There are lots of folks who do 'traditional' bonsai in Brazil. They try to make something that looks much like a Japanese bonsai. I think this is fine if one is in a learning phase. But sooner or later this should be over. Then I believe one should start to create bonsai that are reminiscent of you own trees in nature. It happens that the typical, standard 'bonsai shape' is an ideal pine tree and a tree which is formed by a cold climate with lots of snow. It is most ironic in my view that in a tropical country like Brazil many folks try to copy this. Brazil has no conifers by and large and no snow. So why are bonsai shaped in conifer style? Even broadleaved trees in Japan are often styled to look like a conifer which is formed by snow. The best examples of tropical bonsai are found in Taiwan and Indonesia. I do not think that Brazil has a revolutionary way yet. The contrary - there is much copying cold climate bonsai. I can however see a new generation coming up which gets away from this path radically. This is true around the world.8 - You came to Brazil in 2008. I read an interview where you said you did not think that you'd find traditional bonsai in Brazil. And you thought that we had a revolutionary way of doing bonsai. Could you explain more? And do you think this is positive or negative?
Sure and this is why bonsai can be called an art form and not only a craft. The history of art in general consists of a constant battle of new creations vs. traditional. Soon the new creation becomes mainstream which is traditional and traditional becomes old-fashioned. The new is not better, it is only new. and human nature wants change - sooner or later.9 - Do you believe that there is a tendency that the bonsai artists abandon increasingly the traditional styles and reinvent the criation process constantly?
Learn to work with traditional forms and then forget them. When you master the form try hard to get soul into your tree. Don't try to make your little tree look like a bonsai, try to make your bonsai look like a tree - as John Naka said.Go on to learn about Brazilian trees and work with your indigenous material to create bonsai that reflect your Brazilian nature. Don't look and try to copy what the masters have created.
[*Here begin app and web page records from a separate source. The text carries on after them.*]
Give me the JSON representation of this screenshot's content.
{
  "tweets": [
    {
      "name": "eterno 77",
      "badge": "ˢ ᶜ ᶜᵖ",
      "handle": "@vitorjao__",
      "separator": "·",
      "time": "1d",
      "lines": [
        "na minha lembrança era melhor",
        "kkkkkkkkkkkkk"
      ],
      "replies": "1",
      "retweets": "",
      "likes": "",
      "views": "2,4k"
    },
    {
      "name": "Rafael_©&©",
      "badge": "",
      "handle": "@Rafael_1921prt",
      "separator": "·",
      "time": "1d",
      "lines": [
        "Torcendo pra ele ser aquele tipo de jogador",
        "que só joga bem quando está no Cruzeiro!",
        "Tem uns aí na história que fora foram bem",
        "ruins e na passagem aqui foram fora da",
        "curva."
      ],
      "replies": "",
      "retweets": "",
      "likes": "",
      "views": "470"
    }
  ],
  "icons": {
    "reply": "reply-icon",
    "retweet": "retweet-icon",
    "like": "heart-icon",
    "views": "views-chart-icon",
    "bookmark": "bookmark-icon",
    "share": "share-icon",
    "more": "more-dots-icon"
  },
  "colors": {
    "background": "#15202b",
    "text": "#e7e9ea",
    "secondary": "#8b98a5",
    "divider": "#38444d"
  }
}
Look at what they were searching for when they created and find your own way.10 – Would you like to add something to this interview which is especially important for the Brazilian reader?